Hello! This blog is about my daughter Hailey (currently 12 years old) and her experiences living with auditory processing disorder. Auditory Processing Disorder is Hailey's primary issue, however she has also been given the labels Sensory Processing Disorder, Dyslexia, Visual Processing Disorder, Mixed Expressive Receptive Language Disorder and Phonology Disorder at various points in her life.

Sunday, September 9, 2012

Telling Relatives and Friends about our Child’s Special Needs: It is a Process for them Too

“Don’t lay him down or jostle him in any way, he’s just eaten,” I’d warn the unsuspecting loved one who just had to hold my baby boy at that moment.  Then, of course, came the dirty looks suggesting that she had held babies before and why was I being such a know-it-all.

 “Whoosh,” smelly, white liquid gushed from his mouth and covered her entire front side in sticky vomit. 

“Yep,” I’d think to myself, “that is why I said that,” as I went to retrieve my now sticky baby boy in need of a bath and to be refed.

So this was our introduction to letting family and friends know that our twin babies were not exactly like other babies – those ones that come out at 40 weeks gestation and not 32 weeks.  Among other things, the twins both had severe reflux which required special handling in their feeding routines – including keeping them still and upright for at least half an hour after eating.

As the years went by, my reputation as overprotective mother became even more pronounced.  I insisted my children did not have to be physical with relatives when they did not want to: “No Auntie he does not have to kiss you and she does not have to climb into your lap no matter how much you wish it to be so.”  Of course, I would try to explain why I felt this was important to their development, but like the adults in those Charlie Brown specials, I’m sure it just came off as “wa-wa-wawa”.

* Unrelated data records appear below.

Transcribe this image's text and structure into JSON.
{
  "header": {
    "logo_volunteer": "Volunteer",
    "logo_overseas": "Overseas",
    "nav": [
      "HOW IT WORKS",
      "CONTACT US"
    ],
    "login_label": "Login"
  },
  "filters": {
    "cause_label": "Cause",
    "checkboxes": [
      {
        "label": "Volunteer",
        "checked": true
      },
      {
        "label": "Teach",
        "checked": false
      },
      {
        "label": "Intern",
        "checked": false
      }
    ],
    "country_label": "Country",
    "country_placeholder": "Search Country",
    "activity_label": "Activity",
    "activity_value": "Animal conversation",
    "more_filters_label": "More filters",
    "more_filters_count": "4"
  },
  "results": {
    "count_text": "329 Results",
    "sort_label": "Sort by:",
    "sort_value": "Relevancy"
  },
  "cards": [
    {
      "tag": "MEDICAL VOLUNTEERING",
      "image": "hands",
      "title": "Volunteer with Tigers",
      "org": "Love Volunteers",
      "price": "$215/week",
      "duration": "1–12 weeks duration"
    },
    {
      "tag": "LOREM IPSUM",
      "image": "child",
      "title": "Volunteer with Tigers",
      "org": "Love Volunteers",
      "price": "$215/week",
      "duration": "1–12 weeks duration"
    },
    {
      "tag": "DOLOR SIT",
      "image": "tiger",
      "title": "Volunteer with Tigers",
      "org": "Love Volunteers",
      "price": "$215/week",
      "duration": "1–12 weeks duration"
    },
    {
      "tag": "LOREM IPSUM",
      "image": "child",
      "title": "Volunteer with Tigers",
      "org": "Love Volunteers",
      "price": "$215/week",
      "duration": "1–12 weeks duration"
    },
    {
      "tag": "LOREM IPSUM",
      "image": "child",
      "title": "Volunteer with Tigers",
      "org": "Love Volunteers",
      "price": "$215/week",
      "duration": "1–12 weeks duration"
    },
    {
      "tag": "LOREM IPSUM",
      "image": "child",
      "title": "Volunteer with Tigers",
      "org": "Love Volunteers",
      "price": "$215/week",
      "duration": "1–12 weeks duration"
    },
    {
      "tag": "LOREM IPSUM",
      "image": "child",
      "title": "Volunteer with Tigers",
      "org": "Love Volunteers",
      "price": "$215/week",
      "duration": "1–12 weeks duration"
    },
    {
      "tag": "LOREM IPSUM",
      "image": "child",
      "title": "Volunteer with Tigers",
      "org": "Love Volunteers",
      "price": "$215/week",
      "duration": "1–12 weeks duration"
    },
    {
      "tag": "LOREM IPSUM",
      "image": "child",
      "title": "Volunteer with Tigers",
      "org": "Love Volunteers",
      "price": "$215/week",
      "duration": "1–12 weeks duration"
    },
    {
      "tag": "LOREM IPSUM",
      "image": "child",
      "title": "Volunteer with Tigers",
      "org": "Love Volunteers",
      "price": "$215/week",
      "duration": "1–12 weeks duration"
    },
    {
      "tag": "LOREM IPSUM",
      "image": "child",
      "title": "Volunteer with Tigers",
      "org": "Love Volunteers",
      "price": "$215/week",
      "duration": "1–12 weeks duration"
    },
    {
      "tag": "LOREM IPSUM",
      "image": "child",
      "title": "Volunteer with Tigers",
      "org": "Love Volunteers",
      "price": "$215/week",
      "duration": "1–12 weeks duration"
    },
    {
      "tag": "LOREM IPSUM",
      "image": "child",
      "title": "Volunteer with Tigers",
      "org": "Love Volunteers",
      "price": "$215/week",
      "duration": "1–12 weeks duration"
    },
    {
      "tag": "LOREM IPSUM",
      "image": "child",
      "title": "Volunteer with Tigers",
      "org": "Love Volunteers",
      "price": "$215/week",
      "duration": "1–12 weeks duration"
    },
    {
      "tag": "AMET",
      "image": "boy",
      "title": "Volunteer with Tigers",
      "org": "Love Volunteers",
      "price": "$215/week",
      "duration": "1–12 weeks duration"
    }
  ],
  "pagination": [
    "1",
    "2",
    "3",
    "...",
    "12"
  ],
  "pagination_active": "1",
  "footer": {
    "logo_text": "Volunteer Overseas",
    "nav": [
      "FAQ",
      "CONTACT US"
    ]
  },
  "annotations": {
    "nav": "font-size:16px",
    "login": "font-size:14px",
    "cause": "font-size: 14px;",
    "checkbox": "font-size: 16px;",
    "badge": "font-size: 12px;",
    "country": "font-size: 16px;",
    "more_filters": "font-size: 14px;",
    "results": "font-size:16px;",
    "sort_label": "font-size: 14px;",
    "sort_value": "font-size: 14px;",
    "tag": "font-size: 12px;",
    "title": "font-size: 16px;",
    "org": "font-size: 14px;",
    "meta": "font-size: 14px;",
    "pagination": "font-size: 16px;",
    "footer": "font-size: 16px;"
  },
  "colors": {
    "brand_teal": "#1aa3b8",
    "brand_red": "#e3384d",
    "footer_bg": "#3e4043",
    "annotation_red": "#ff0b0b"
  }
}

Well, you can just imagine the reception when I told the family that our daughter had a language delay and most likely Auditory Processing Disorder.  They simply didn’t believe it.  I was just being that overprotective mother who didn’t want to just let my children be.  “She would come around in her own time,” they thought, “all this effort on speech therapy and occupational therapy was a waste.”  Not to mention the fact that I used it as an excuse to not make her stay at large gatherings for long periods of time.

Still, I never let other people’s opinions change the way I reared my own children.  I knew I was being responsible and doing the best for them.  Heck, I researched everything and put every ounce of my heart and soul into being the best mother I could be for them.

Eventually the family came around.  They started to see that maybe I wasn’t this crazy, over-protective mother they had made me out to be.  Truthfully, I think having the “expert opinions” of others made them more open to the idea that maybe I was onto something true.  Here it wasn’t just me saying these things, but people with degrees in specialty areas were saying it too.  (Yes, you detect a note of sarcasm here because I hate that people think you need a degree to know something, but that’s another story.)

I don’t harbor any ill feelings towards the family members and friends that did not accept that my children had any special needs or who did not approve at first of my parenting style.  It is only human psychology to try adamantly to not accept something that is hard to accept; if I went through quasi-panic attacks coming to terms with my children’s needs, how could I expect them not to have their own problems in accepting it as well.  It is a process after all, and all those in our children’s lives have to go through their own process as well.


  1. I just want to say, THANK YOU for blogging about your daughter with APD!! My 5 (almost 6) year old daughter was just diagnosed with APD this past March, and since then, I have been trying desperately to find someone, anyone, else with a child with APD as well for support and questions, etc. Most of my questions revolve around schools/IEPs, that sort of thing lol. I have come across a few blogs from mothers with children with APD, but most of them seem to have not posted anything recently, so I'm assuming they are no longer blogging. I had thought about starting a blog about it myself, but want to give myself time to absorb what information I can about it, and understand as much as I can, before starting a blog... if that makes sense.

    1. Hi Dawn. I'm glad you've found us here. :) I definitely remember when mine was 5. I'm sorry I don't have much on the IEP process; we only did special education preschool with an IEP and then chose to homeschool. I have solicited for a guest writer to write some and hopefully that will happen soon. In the meantime, check out the Facebook support groups. There are a lot of people on their navigating the IEP process and can offer a lot of very valuable support and advice. Also, more blogs on APD would be great as there really is not a lot of information out there at this time, so we'll be looking forward to when you do decide to start blogging about it. My post titled Facebook Auditory Processing Support Groups has a list with links to some. Here is the link to it: http://apdhailey.blogspot.com/2012/02/facebook-auditory-processing-support.html
      - Bev at Raising a Child with Auditory Processing Disorder